TASK DIRECTIONS » As you print the data below, keep every line exactly as it is and leave the images behind.

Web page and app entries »

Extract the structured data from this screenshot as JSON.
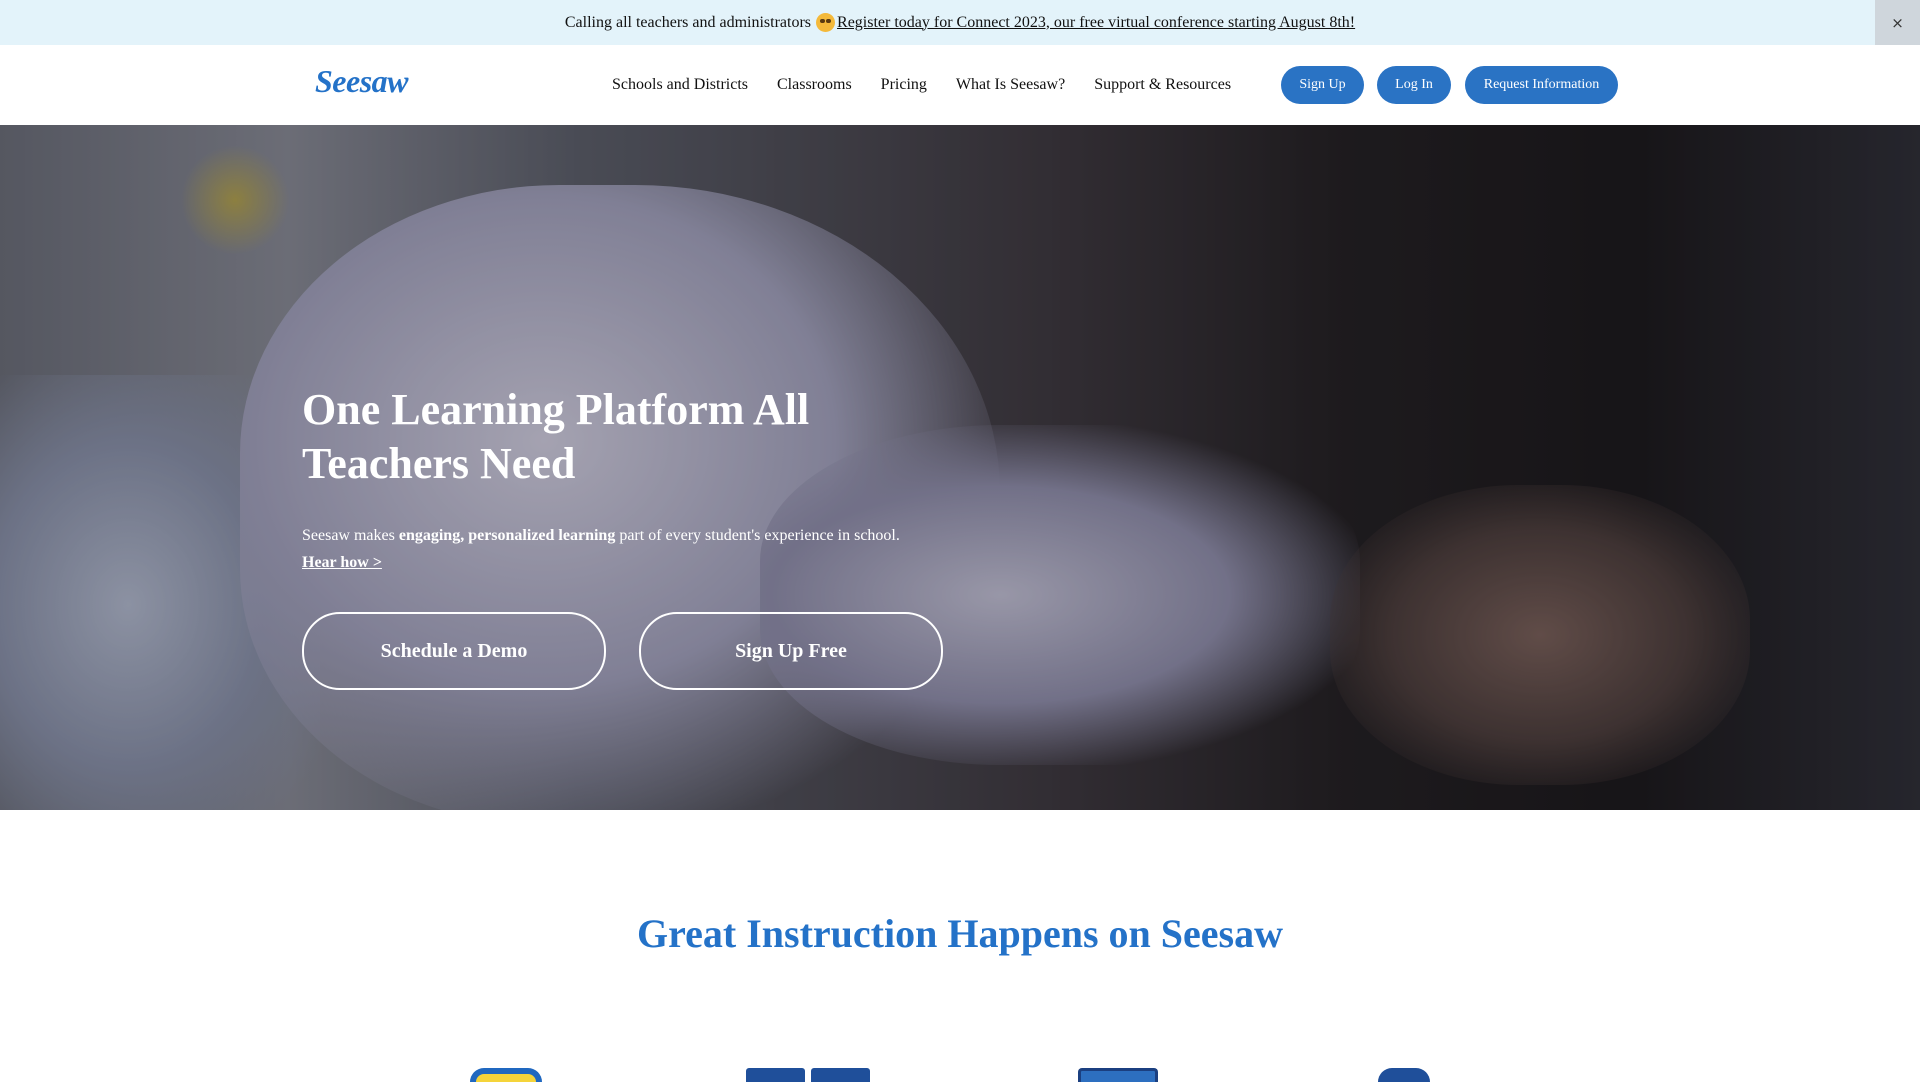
{
  "announcement": {
    "prefix": "Calling all teachers and administrators",
    "emoji_icon": "star-struck-emoji-icon",
    "link_text": "Register today for Connect 2023, our free virtual conference starting August 8th!",
    "close_label": "×"
  },
  "header": {
    "logo": "Seesaw",
    "nav": [
      "Schools and Districts",
      "Classrooms",
      "Pricing",
      "What Is Seesaw?",
      "Support & Resources"
    ],
    "signup": "Sign Up",
    "login": "Log In",
    "request": "Request Information"
  },
  "hero": {
    "title": "One Learning Platform All Teachers Need",
    "sub_pre": "Seesaw makes ",
    "sub_bold": "engaging, personalized learning",
    "sub_post": " part of every student's experience in school.",
    "link": "Hear how >",
    "btn_demo": "Schedule a Demo",
    "btn_free": "Sign Up Free"
  },
  "section": {
    "title": "Great Instruction Happens on Seesaw"
  },
  "colors": {
    "brand_blue": "#2472c8",
    "button_blue": "#2a73c4",
    "announce_bg": "#e3f3fa"
  }
}
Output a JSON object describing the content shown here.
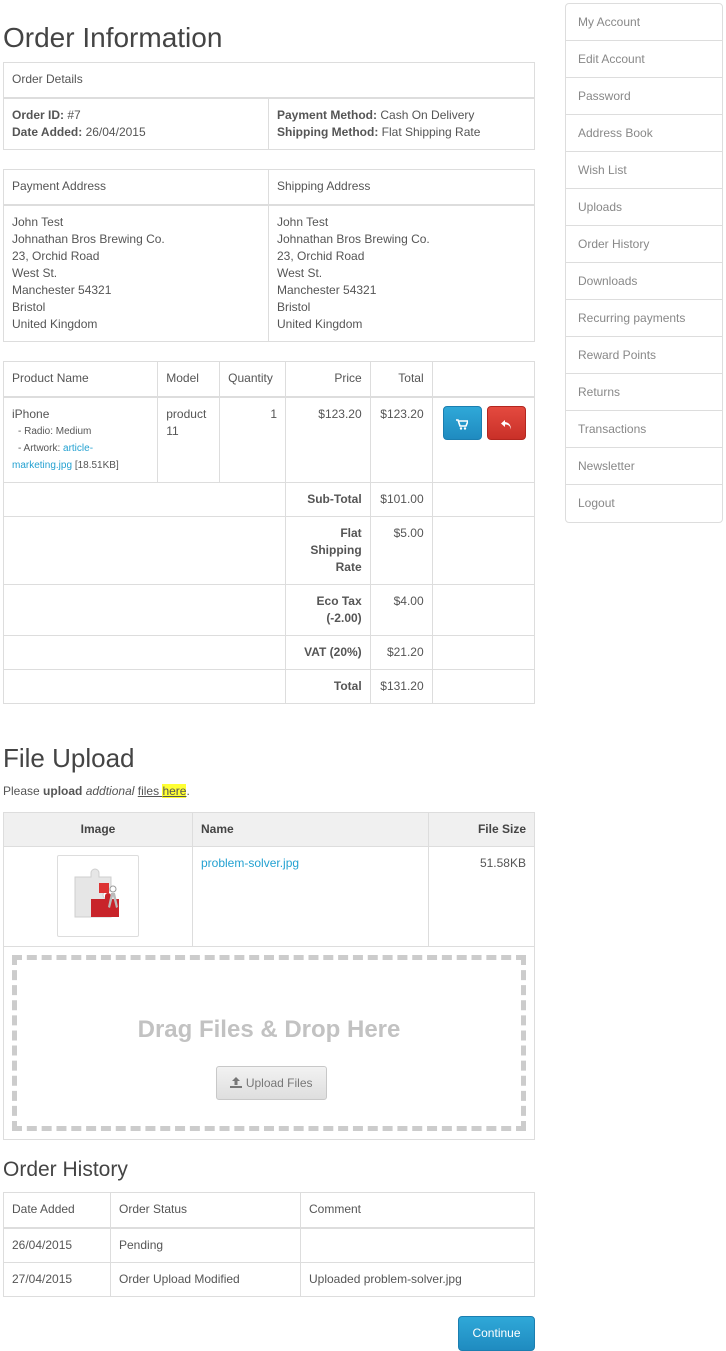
{
  "order_info": {
    "title": "Order Information",
    "details_header": "Order Details",
    "order_id_label": "Order ID:",
    "order_id_value": "#7",
    "date_added_label": "Date Added:",
    "date_added_value": "26/04/2015",
    "payment_method_label": "Payment Method:",
    "payment_method_value": "Cash On Delivery",
    "shipping_method_label": "Shipping Method:",
    "shipping_method_value": "Flat Shipping Rate"
  },
  "addresses": {
    "payment_header": "Payment Address",
    "shipping_header": "Shipping Address",
    "payment_lines": [
      "John Test",
      "Johnathan Bros Brewing Co.",
      "23, Orchid Road",
      "West St.",
      "Manchester 54321",
      "Bristol",
      "United Kingdom"
    ],
    "shipping_lines": [
      "John Test",
      "Johnathan Bros Brewing Co.",
      "23, Orchid Road",
      "West St.",
      "Manchester 54321",
      "Bristol",
      "United Kingdom"
    ]
  },
  "products": {
    "headers": [
      "Product Name",
      "Model",
      "Quantity",
      "Price",
      "Total"
    ],
    "row": {
      "name": "iPhone",
      "option1": "- Radio: Medium",
      "option2_label": "- Artwork:",
      "option2_link_a": "article-",
      "option2_link_b": "marketing.jpg",
      "option2_size": "[18.51KB]",
      "model_a": "product",
      "model_b": "11",
      "quantity": "1",
      "price": "$123.20",
      "total": "$123.20"
    },
    "totals": [
      {
        "label": "Sub-Total",
        "value": "$101.00"
      },
      {
        "label_lines": [
          "Flat",
          "Shipping",
          "Rate"
        ],
        "value": "$5.00"
      },
      {
        "label_lines": [
          "Eco Tax",
          "(-2.00)"
        ],
        "value": "$4.00"
      },
      {
        "label": "VAT (20%)",
        "value": "$21.20"
      },
      {
        "label": "Total",
        "value": "$131.20"
      }
    ]
  },
  "file_upload": {
    "title": "File Upload",
    "intro_please": "Please ",
    "intro_upload": "upload",
    "intro_additional": "addtional",
    "intro_files": "files ",
    "intro_here": "here",
    "intro_end": ".",
    "headers": [
      "Image",
      "Name",
      "File Size"
    ],
    "file_name": "problem-solver.jpg",
    "file_size": "51.58KB",
    "drop_text": "Drag Files & Drop Here",
    "upload_button": "Upload Files"
  },
  "history": {
    "title": "Order History",
    "headers": [
      "Date Added",
      "Order Status",
      "Comment"
    ],
    "rows": [
      {
        "date": "26/04/2015",
        "status": "Pending",
        "comment": ""
      },
      {
        "date": "27/04/2015",
        "status": "Order Upload Modified",
        "comment": "Uploaded problem-solver.jpg"
      }
    ]
  },
  "continue_button": "Continue",
  "sidebar": {
    "items": [
      {
        "label": "My Account"
      },
      {
        "label": "Edit Account"
      },
      {
        "label": "Password"
      },
      {
        "label": "Address Book"
      },
      {
        "label": "Wish List"
      },
      {
        "label": "Uploads"
      },
      {
        "label": "Order History"
      },
      {
        "label": "Downloads"
      },
      {
        "label": "Recurring payments"
      },
      {
        "label": "Reward Points"
      },
      {
        "label": "Returns"
      },
      {
        "label": "Transactions"
      },
      {
        "label": "Newsletter"
      },
      {
        "label": "Logout"
      }
    ]
  },
  "colors": {
    "link": "#23a1d1",
    "primary_button": "#229ac8",
    "danger_button": "#da4f49",
    "highlight": "#ffff33"
  },
  "icons": {
    "reorder": "cart-icon",
    "return": "return-icon",
    "upload": "upload-icon"
  }
}
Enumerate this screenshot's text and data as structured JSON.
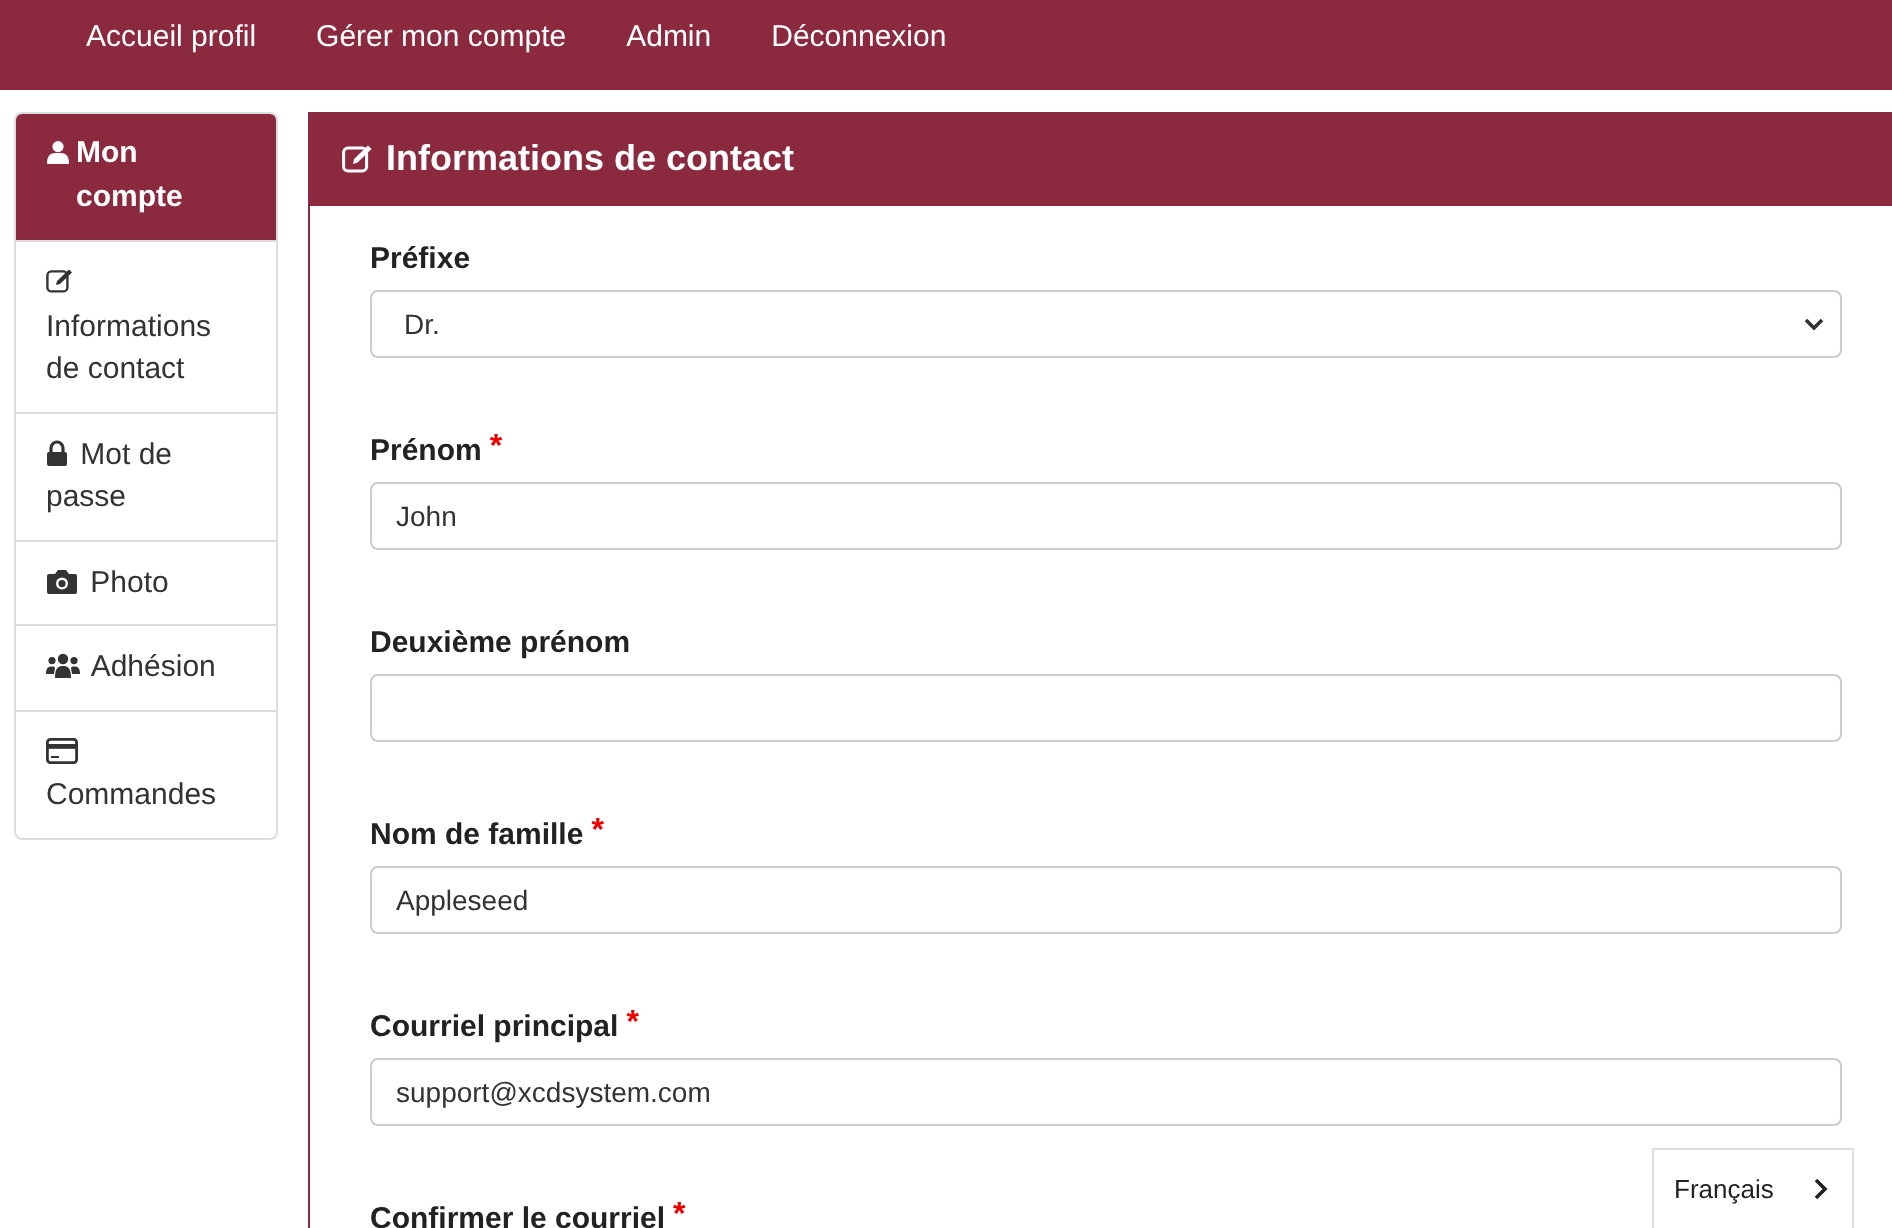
{
  "nav": {
    "links": [
      "Accueil profil",
      "Gérer mon compte",
      "Admin",
      "Déconnexion"
    ]
  },
  "sidebar": {
    "title": "Mon compte",
    "items": [
      {
        "label": "Informations de contact"
      },
      {
        "label": "Mot de passe"
      },
      {
        "label": "Photo"
      },
      {
        "label": "Adhésion"
      },
      {
        "label": "Commandes"
      }
    ]
  },
  "panel": {
    "title": "Informations de contact",
    "fields": [
      {
        "kind": "select",
        "label": "Préfixe",
        "value": "Dr."
      },
      {
        "kind": "text",
        "label": "Prénom",
        "required_mark": "*",
        "value": "John"
      },
      {
        "kind": "text",
        "label": "Deuxième prénom"
      },
      {
        "kind": "text",
        "label": "Nom de famille",
        "required_mark": "*",
        "value": "Appleseed"
      },
      {
        "kind": "text",
        "label": "Courriel principal",
        "required_mark": "*",
        "value": "support@xcdsystem.com"
      },
      {
        "kind": "label",
        "label": "Confirmer le courriel",
        "required_mark": "*"
      }
    ]
  },
  "language": {
    "label": "Français"
  }
}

EXERCISE RESPONSE »
Extract the structured data from this screenshot as JSON.
{
  "announcement": {
    "prefix": "Calling all teachers and administrators",
    "emoji_icon": "star-struck-emoji-icon",
    "link_text": "Register today for Connect 2023, our free virtual conference starting August 8th!",
    "close_label": "×"
  },
  "header": {
    "logo": "Seesaw",
    "nav": [
      "Schools and Districts",
      "Classrooms",
      "Pricing",
      "What Is Seesaw?",
      "Support & Resources"
    ],
    "signup": "Sign Up",
    "login": "Log In",
    "request": "Request Information"
  },
  "hero": {
    "title": "One Learning Platform All Teachers Need",
    "sub_pre": "Seesaw makes ",
    "sub_bold": "engaging, personalized learning",
    "sub_post": " part of every student's experience in school.",
    "link": "Hear how >",
    "btn_demo": "Schedule a Demo",
    "btn_free": "Sign Up Free"
  },
  "section": {
    "title": "Great Instruction Happens on Seesaw"
  },
  "colors": {
    "brand_blue": "#2472c8",
    "button_blue": "#2a73c4",
    "announce_bg": "#e3f3fa"
  }
}
Output a JSON object describing the content shown here.
{
  "order_info": {
    "title": "Order Information",
    "details_header": "Order Details",
    "order_id_label": "Order ID:",
    "order_id_value": "#7",
    "date_added_label": "Date Added:",
    "date_added_value": "26/04/2015",
    "payment_method_label": "Payment Method:",
    "payment_method_value": "Cash On Delivery",
    "shipping_method_label": "Shipping Method:",
    "shipping_method_value": "Flat Shipping Rate"
  },
  "addresses": {
    "payment_header": "Payment Address",
    "shipping_header": "Shipping Address",
    "payment_lines": [
      "John Test",
      "Johnathan Bros Brewing Co.",
      "23, Orchid Road",
      "West St.",
      "Manchester 54321",
      "Bristol",
      "United Kingdom"
    ],
    "shipping_lines": [
      "John Test",
      "Johnathan Bros Brewing Co.",
      "23, Orchid Road",
      "West St.",
      "Manchester 54321",
      "Bristol",
      "United Kingdom"
    ]
  },
  "products": {
    "headers": [
      "Product Name",
      "Model",
      "Quantity",
      "Price",
      "Total"
    ],
    "row": {
      "name": "iPhone",
      "option1": "- Radio: Medium",
      "option2_label": "- Artwork:",
      "option2_link_a": "article-",
      "option2_link_b": "marketing.jpg",
      "option2_size": "[18.51KB]",
      "model_a": "product",
      "model_b": "11",
      "quantity": "1",
      "price": "$123.20",
      "total": "$123.20"
    },
    "totals": [
      {
        "label": "Sub-Total",
        "value": "$101.00"
      },
      {
        "label_lines": [
          "Flat",
          "Shipping",
          "Rate"
        ],
        "value": "$5.00"
      },
      {
        "label_lines": [
          "Eco Tax",
          "(-2.00)"
        ],
        "value": "$4.00"
      },
      {
        "label": "VAT (20%)",
        "value": "$21.20"
      },
      {
        "label": "Total",
        "value": "$131.20"
      }
    ]
  },
  "file_upload": {
    "title": "File Upload",
    "intro_please": "Please ",
    "intro_upload": "upload",
    "intro_additional": "addtional",
    "intro_files": "files ",
    "intro_here": "here",
    "intro_end": ".",
    "headers": [
      "Image",
      "Name",
      "File Size"
    ],
    "file_name": "problem-solver.jpg",
    "file_size": "51.58KB",
    "drop_text": "Drag Files & Drop Here",
    "upload_button": "Upload Files"
  },
  "history": {
    "title": "Order History",
    "headers": [
      "Date Added",
      "Order Status",
      "Comment"
    ],
    "rows": [
      {
        "date": "26/04/2015",
        "status": "Pending",
        "comment": ""
      },
      {
        "date": "27/04/2015",
        "status": "Order Upload Modified",
        "comment": "Uploaded problem-solver.jpg"
      }
    ]
  },
  "continue_button": "Continue",
  "sidebar": {
    "items": [
      {
        "label": "My Account"
      },
      {
        "label": "Edit Account"
      },
      {
        "label": "Password"
      },
      {
        "label": "Address Book"
      },
      {
        "label": "Wish List"
      },
      {
        "label": "Uploads"
      },
      {
        "label": "Order History"
      },
      {
        "label": "Downloads"
      },
      {
        "label": "Recurring payments"
      },
      {
        "label": "Reward Points"
      },
      {
        "label": "Returns"
      },
      {
        "label": "Transactions"
      },
      {
        "label": "Newsletter"
      },
      {
        "label": "Logout"
      }
    ]
  },
  "colors": {
    "link": "#23a1d1",
    "primary_button": "#229ac8",
    "danger_button": "#da4f49",
    "highlight": "#ffff33"
  },
  "icons": {
    "reorder": "cart-icon",
    "return": "return-icon",
    "upload": "upload-icon"
  }
}
Enumerate this screenshot's text and data as structured JSON.
{
  "nav": {
    "links": [
      "Accueil profil",
      "Gérer mon compte",
      "Admin",
      "Déconnexion"
    ]
  },
  "sidebar": {
    "title": "Mon compte",
    "items": [
      {
        "label": "Informations de contact"
      },
      {
        "label": "Mot de passe"
      },
      {
        "label": "Photo"
      },
      {
        "label": "Adhésion"
      },
      {
        "label": "Commandes"
      }
    ]
  },
  "panel": {
    "title": "Informations de contact",
    "fields": [
      {
        "kind": "select",
        "label": "Préfixe",
        "value": "Dr."
      },
      {
        "kind": "text",
        "label": "Prénom",
        "required_mark": "*",
        "value": "John"
      },
      {
        "kind": "text",
        "label": "Deuxième prénom"
      },
      {
        "kind": "text",
        "label": "Nom de famille",
        "required_mark": "*",
        "value": "Appleseed"
      },
      {
        "kind": "text",
        "label": "Courriel principal",
        "required_mark": "*",
        "value": "support@xcdsystem.com"
      },
      {
        "kind": "label",
        "label": "Confirmer le courriel",
        "required_mark": "*"
      }
    ]
  },
  "language": {
    "label": "Français"
  }
}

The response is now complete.